*** Opening DATA LISTING ***

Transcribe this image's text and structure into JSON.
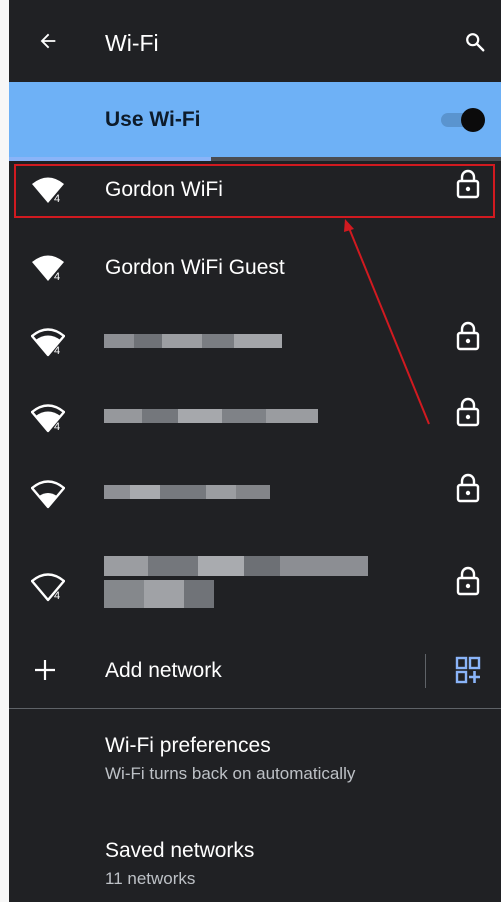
{
  "header": {
    "title": "Wi-Fi"
  },
  "master_switch": {
    "label": "Use Wi-Fi",
    "on": true,
    "accent": "#6eb1f6"
  },
  "networks": [
    {
      "name": "Gordon WiFi",
      "secured": true,
      "signal_icon": "wifi-4-icon"
    },
    {
      "name": "Gordon WiFi Guest",
      "secured": false,
      "signal_icon": "wifi-4-icon"
    },
    {
      "name": "",
      "secured": true,
      "signal_icon": "wifi-4-icon"
    },
    {
      "name": "",
      "secured": true,
      "signal_icon": "wifi-4-icon"
    },
    {
      "name": "",
      "secured": true,
      "signal_icon": "wifi-icon"
    },
    {
      "name": "",
      "secured": true,
      "signal_icon": "wifi-weak-4-icon"
    }
  ],
  "add_network": {
    "label": "Add network"
  },
  "preferences": {
    "title": "Wi-Fi preferences",
    "subtitle": "Wi-Fi turns back on automatically"
  },
  "saved": {
    "title": "Saved networks",
    "subtitle": "11 networks"
  },
  "annotation": {
    "color": "#d11a20"
  }
}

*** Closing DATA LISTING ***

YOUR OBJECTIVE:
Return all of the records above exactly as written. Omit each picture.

ANSWER SECTION:
Transcribe this image's text and structure into JSON.
{
  "header": {
    "title": "Wi-Fi"
  },
  "master_switch": {
    "label": "Use Wi-Fi",
    "on": true,
    "accent": "#6eb1f6"
  },
  "networks": [
    {
      "name": "Gordon WiFi",
      "secured": true,
      "signal_icon": "wifi-4-icon"
    },
    {
      "name": "Gordon WiFi Guest",
      "secured": false,
      "signal_icon": "wifi-4-icon"
    },
    {
      "name": "",
      "secured": true,
      "signal_icon": "wifi-4-icon"
    },
    {
      "name": "",
      "secured": true,
      "signal_icon": "wifi-4-icon"
    },
    {
      "name": "",
      "secured": true,
      "signal_icon": "wifi-icon"
    },
    {
      "name": "",
      "secured": true,
      "signal_icon": "wifi-weak-4-icon"
    }
  ],
  "add_network": {
    "label": "Add network"
  },
  "preferences": {
    "title": "Wi-Fi preferences",
    "subtitle": "Wi-Fi turns back on automatically"
  },
  "saved": {
    "title": "Saved networks",
    "subtitle": "11 networks"
  },
  "annotation": {
    "color": "#d11a20"
  }
}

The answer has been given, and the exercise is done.